Psychology needs a better understanding of the future supply of and national need for psychologists—to help education and training institutions, public policy-makers, and prospective and current psychologists make informed decisions about their careers.
To that end, APA's former Research Office has become the Center for Psychology Workforce Analysis and Research, an organizational unit with a larger staff and an expanded mission, says director Jessica Kohout, PhD.
The center will seek new sources of information, collect more data and employ more research staff to fulfill its expanded mission of exploring how many are in the field's education and training pipeline, where psychologists work, what the environment holds for psychology and where psychologists will be needed five to 10 years from now, Kohout says.
The center will move away from relying on a small staff supported by paid research interns, usually graduate students who assist the full-time researchers in running surveys and analyzing data. Instead, four full-time research assistants will be hired as permanent staff to replace the interns and additional mid-level research staff positions will be added over the next two years.
Before the reorganization, "with as few people as we have and as many requests for information, it's been difficult to digest the data and actually think about it," Kohout says.
Cynthia Belar, PhD, executive director of APA Education Directorate, sees the center and the information it will develop as essential to fulfilling APA's mission to advance psychology as a science and profession in promoting health, education and human welfare.
"In my opinion, one of the major functions of a disciplinary society should be gathering data on its own discipline, and its pipeline and its graduates," Belar says.
The center plans ongoing analysis and research projects across five broad categories, including:
Environmental scan-an analysis of the scientific, technical, economic, social and political trends important to psychology that will provide the context for decisions about need, demand and supply.

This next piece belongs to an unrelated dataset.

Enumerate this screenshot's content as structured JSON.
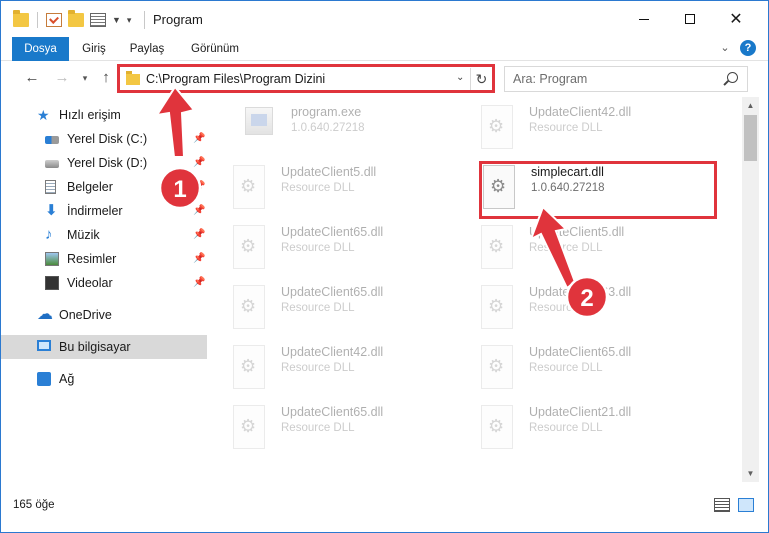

A comprehensive environmental scan will be performed every five years, with updates made annually.
Psychology work force-a description of the number of psychologists working in health care, education, science, industry, social services and government, with employment status and demographic information.
Psychology pipeline-a report on the number of students enrolled in psychology at the bachelor's, master's and doctoral level, with race/ethnicity, gender and other demographic information.
Psychology work force estimate of need and demand-current and future estimates of needs and demand in the psychology work force and, potentially, ways to "realize" need.
Career-development survey series-data collection on the ways in which psychologists move into the field; how they transition through the early, middle and late stages of careers; and how they leave through retirement or career change.
Previously, some of the Research Office's main projects included the biennial Doctorate Employment Survey, the biennial Salary Survey and the annual Faculty Salary Survey. Through those surveys, the office collected information on educational experiences and employment, including information on setting of employment, status, activity and debt.
Those surveys will continue, but will need to collect more information to meet the center's comprehensive analysis goals, Kohout says.
The recent move to expand APA's work force research capabilities received significant support with a study by an APA Board of Educational Affairs-appointed task force in 2003 chaired by Emanuel Donchin, PhD. Based on its recommendations, a second study panel appointed by APA's Board of Directors in December 2004 presented its findings to the Council of Representatives at the 2006 Annual Convention in August. Council approved a two-phase transition plan, with the first phase completed last year. Phase I included reorganizing the research office into the center and setting research priorities.
For 2007, Phase II includes launching new research projects, collecting data and writing reports; hiring additional professional staff; meeting with other agencies to develop projects; presenting reports; and seeking grants to support specific projects.
Ronald Rozensky, PhD, who chaired the Board of Directors task force, says that both APA members and the public will both benefit from the new center. If psychologists are armed with more information about the field, they can make an even better case to public policy-makers about issues such as increased funding to meet the needs of underserved populations and why psychology should received increased training funding, Rozensky says.